Data to process:
+ + + + + + +

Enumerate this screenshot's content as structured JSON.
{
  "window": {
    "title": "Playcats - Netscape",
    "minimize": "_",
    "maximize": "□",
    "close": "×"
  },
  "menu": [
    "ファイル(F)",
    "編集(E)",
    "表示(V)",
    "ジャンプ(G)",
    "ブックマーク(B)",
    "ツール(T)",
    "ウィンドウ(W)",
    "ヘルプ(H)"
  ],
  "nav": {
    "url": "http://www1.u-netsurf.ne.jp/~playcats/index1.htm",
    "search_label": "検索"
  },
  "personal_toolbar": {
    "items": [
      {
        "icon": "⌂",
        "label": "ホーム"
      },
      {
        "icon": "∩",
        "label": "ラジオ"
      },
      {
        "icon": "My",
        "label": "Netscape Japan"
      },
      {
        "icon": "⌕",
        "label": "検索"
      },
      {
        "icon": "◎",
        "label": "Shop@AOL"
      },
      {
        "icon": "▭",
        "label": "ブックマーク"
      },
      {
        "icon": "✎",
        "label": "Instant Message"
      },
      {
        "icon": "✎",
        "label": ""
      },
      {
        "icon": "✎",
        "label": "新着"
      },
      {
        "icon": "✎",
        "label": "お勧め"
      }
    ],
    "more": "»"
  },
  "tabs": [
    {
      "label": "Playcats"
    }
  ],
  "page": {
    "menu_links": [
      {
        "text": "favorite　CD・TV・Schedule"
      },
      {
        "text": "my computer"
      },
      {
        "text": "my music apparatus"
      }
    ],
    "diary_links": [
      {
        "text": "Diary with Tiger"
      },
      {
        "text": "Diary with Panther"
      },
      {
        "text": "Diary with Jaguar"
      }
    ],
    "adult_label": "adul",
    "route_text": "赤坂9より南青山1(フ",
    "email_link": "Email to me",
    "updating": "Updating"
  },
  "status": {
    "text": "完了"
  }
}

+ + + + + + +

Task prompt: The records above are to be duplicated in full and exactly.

Output below:
Enumerate this screenshot's content as structured JSON.
{
  "window": {
    "title": "Playcats - Netscape",
    "minimize": "_",
    "maximize": "□",
    "close": "×"
  },
  "menu": [
    "ファイル(F)",
    "編集(E)",
    "表示(V)",
    "ジャンプ(G)",
    "ブックマーク(B)",
    "ツール(T)",
    "ウィンドウ(W)",
    "ヘルプ(H)"
  ],
  "nav": {
    "url": "http://www1.u-netsurf.ne.jp/~playcats/index1.htm",
    "search_label": "検索"
  },
  "personal_toolbar": {
    "items": [
      {
        "icon": "⌂",
        "label": "ホーム"
      },
      {
        "icon": "∩",
        "label": "ラジオ"
      },
      {
        "icon": "My",
        "label": "Netscape Japan"
      },
      {
        "icon": "⌕",
        "label": "検索"
      },
      {
        "icon": "◎",
        "label": "Shop@AOL"
      },
      {
        "icon": "▭",
        "label": "ブックマーク"
      },
      {
        "icon": "✎",
        "label": "Instant Message"
      },
      {
        "icon": "✎",
        "label": ""
      },
      {
        "icon": "✎",
        "label": "新着"
      },
      {
        "icon": "✎",
        "label": "お勧め"
      }
    ],
    "more": "»"
  },
  "tabs": [
    {
      "label": "Playcats"
    }
  ],
  "page": {
    "menu_links": [
      {
        "text": "favorite　CD・TV・Schedule"
      },
      {
        "text": "my computer"
      },
      {
        "text": "my music apparatus"
      }
    ],
    "diary_links": [
      {
        "text": "Diary with Tiger"
      },
      {
        "text": "Diary with Panther"
      },
      {
        "text": "Diary with Jaguar"
      }
    ],
    "adult_label": "adul",
    "route_text": "赤坂9より南青山1(フ",
    "email_link": "Email to me",
    "updating": "Updating"
  },
  "status": {
    "text": "完了"
  }
}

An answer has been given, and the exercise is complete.